Monty Python and the Holy Grail
The film Monty Python and the Holy Grail
is (mostly) a parody
of Arthurian legend
produced in 1975
by Monty Python
. Terry Gilliam
and Terry Jones
shared directing credit with 40 specially trained Ecuadorian Mountain llamas, 6 Venezuelan Red Llamas, 148 Mexican Whooping Llamas, 14 North Chilean Guanacos (closely related to the llama), Reg Llama of Brixton
, and 76000 Battery Llamas from "Llama Fresh Farms Ltd" near Paraguay.
The film commences with a spoof British Board of Film Censors certification for Dentist on the Job a film "[..]Passed as more suitable for Exhibition to Adult Audiences". Indeed the film then continues in grainy black and white with the trailers for that particular film (an early version of a Carry On film). The actual credits for the film have (spurious) Swedish subtitles and many references to moose.

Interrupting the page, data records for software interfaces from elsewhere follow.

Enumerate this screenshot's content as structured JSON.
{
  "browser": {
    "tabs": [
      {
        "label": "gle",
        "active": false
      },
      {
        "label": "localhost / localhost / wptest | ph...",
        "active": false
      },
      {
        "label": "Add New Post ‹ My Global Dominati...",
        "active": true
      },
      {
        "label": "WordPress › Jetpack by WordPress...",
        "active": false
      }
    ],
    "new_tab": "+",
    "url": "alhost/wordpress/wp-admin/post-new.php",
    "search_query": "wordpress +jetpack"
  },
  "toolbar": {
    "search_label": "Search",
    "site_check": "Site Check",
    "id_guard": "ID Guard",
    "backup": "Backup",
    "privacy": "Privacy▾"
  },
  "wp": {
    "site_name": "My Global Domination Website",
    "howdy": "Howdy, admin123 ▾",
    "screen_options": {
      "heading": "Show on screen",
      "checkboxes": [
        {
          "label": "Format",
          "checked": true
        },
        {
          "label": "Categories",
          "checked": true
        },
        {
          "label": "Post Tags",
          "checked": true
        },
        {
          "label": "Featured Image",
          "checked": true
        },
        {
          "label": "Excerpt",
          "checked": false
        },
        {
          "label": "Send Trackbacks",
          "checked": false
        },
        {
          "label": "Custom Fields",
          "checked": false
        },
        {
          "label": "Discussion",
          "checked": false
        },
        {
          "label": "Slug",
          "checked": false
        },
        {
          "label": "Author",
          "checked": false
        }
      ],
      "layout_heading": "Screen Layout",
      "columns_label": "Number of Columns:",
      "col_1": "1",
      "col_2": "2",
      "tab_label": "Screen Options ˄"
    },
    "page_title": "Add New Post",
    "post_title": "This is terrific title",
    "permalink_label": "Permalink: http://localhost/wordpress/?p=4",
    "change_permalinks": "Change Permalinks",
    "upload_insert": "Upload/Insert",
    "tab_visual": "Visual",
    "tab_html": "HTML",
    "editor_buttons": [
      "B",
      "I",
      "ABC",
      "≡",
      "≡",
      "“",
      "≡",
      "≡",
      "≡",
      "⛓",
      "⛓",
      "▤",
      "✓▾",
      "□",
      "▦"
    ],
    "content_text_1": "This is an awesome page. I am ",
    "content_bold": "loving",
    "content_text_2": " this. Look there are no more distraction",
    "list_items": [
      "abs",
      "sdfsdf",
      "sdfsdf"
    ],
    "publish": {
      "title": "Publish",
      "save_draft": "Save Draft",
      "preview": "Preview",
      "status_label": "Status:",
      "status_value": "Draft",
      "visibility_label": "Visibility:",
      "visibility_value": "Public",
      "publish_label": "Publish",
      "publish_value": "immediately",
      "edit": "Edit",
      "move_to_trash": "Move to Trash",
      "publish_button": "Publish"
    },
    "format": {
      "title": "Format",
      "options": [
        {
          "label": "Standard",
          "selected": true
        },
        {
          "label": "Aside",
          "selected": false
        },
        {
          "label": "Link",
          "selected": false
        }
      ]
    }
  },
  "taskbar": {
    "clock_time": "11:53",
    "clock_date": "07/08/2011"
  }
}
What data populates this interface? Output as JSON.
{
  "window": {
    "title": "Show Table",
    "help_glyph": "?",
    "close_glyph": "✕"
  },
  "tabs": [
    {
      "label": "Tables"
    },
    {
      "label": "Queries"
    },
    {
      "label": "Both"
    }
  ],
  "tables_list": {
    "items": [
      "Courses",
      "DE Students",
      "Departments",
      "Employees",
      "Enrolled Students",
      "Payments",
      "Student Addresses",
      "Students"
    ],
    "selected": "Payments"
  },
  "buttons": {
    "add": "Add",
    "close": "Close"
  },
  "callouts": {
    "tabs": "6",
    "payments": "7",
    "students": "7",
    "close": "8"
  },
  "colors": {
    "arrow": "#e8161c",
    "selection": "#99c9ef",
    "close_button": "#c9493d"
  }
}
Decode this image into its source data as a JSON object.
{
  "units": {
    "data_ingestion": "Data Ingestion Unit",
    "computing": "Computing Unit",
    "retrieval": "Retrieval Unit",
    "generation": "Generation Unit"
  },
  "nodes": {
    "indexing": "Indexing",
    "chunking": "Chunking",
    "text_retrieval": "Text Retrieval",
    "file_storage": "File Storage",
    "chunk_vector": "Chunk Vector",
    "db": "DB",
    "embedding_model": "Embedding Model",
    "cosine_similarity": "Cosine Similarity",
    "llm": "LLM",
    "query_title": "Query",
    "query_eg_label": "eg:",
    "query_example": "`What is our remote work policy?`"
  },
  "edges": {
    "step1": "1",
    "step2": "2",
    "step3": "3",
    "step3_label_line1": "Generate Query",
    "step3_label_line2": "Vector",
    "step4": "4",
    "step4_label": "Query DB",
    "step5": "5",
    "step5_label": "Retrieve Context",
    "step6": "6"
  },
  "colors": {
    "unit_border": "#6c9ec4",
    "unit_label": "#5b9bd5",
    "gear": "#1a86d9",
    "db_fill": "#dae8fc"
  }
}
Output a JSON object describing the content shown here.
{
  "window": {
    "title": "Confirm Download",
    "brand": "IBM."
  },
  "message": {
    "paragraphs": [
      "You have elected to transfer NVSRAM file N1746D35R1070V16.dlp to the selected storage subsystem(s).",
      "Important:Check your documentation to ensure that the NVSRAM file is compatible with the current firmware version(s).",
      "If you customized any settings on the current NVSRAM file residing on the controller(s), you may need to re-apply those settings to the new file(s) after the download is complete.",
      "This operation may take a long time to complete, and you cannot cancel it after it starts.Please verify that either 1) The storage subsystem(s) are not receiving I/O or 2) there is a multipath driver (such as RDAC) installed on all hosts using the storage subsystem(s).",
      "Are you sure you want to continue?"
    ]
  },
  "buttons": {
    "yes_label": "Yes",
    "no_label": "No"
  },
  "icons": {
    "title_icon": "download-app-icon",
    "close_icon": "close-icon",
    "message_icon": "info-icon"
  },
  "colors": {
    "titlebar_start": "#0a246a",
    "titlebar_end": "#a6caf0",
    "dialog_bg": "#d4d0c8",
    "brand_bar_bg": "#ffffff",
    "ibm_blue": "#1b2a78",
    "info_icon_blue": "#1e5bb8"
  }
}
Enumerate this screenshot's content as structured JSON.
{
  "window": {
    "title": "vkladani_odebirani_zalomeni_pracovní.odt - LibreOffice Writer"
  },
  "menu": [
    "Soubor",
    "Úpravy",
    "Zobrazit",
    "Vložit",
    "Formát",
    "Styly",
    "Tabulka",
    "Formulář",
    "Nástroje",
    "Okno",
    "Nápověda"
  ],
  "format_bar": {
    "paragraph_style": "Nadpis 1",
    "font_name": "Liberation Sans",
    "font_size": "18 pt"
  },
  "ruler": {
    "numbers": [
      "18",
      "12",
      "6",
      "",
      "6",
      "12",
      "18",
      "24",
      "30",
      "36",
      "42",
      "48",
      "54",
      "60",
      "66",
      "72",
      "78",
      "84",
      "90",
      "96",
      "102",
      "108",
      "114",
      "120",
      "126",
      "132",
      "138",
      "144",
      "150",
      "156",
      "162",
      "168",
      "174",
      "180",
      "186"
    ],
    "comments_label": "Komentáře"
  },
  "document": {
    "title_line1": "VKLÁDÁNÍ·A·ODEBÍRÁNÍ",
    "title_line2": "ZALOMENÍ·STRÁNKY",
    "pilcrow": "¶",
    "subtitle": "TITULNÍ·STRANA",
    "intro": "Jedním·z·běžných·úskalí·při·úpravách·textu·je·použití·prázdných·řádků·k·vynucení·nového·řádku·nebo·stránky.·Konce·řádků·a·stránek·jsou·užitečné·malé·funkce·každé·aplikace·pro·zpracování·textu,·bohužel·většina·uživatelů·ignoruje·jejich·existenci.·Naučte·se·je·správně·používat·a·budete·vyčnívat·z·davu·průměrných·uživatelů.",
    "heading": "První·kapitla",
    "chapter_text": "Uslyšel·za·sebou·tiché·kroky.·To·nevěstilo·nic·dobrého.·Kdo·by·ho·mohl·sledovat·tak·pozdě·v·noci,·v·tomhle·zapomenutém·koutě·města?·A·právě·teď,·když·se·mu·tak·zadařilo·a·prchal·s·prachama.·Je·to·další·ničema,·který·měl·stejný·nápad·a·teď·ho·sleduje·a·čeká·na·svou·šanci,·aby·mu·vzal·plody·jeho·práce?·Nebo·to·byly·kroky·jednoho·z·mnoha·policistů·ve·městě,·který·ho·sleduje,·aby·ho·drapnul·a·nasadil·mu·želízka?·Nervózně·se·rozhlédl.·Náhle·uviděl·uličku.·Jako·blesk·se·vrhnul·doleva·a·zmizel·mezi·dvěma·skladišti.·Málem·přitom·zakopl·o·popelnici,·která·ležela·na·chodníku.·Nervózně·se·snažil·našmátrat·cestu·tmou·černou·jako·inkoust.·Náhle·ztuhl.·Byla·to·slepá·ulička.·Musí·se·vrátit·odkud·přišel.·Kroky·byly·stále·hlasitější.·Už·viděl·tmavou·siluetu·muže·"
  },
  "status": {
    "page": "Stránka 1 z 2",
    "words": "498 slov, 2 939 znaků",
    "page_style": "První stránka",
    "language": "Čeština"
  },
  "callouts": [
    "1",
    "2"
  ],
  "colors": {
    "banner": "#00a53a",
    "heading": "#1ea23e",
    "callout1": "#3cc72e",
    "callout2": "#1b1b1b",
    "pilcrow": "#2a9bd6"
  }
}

- Warning: Wikipedia contains spoilers
The story loosely follows the adventures of King Arthur
) and his knights of the Round Table
in their search for the Holy Grail
. On the way, the brave knights and Sir Robin the Not-Quite-so-Brave (a complete bloody coward) (Eric Idle
) encounter the Black Knight
, the perils of Castle Anthrax
, the Knights who say Ni
(later known as the Knights who say "Ekky-ekky-ekky-ekky-z'Bang zoom-Boing z'nourrrwringmm"), a blood-thirsty rabbit (which they deal with using the Holy Hand Grenade of Antioch
), and a gigantic cartoon monster (they are saved when the animator
suffers a heart attack
.) There are other misadventures involving anarcho-syndicalist
peasants, an alleged witch
), an enchanter called "Tim", the Bridge of Death and Frenchmen
(led by John Cleese
) who revel in taunting the travellers, without much success (or, indeed, understanding).
At a number of key places in the film the question is raised, what is the airspeed velocity of an unladen swallow? It is introduced in the opening scenes of the film, and remains an open question right up to the end. The only answer which King Arthur gives is: "African or European?" This is as much a running gag as a macguffin.
Sir Robin's minstrels (their leader played by Neil Innes) sing of how brave he would hypothetically be in the face of horrific and graphically-described tortures, and then sing about how bravely he flees at the first sign of danger. Much to Sir Robin's relief, he and the other knights are later forced to eat the minstrels.
The film ends abruptly when a group of police from the 1970s interrupt the climatic battle scene to arrest King Arthur. The Grail presumably is left in the hands of the Frenchmen in Castle Aaaargh.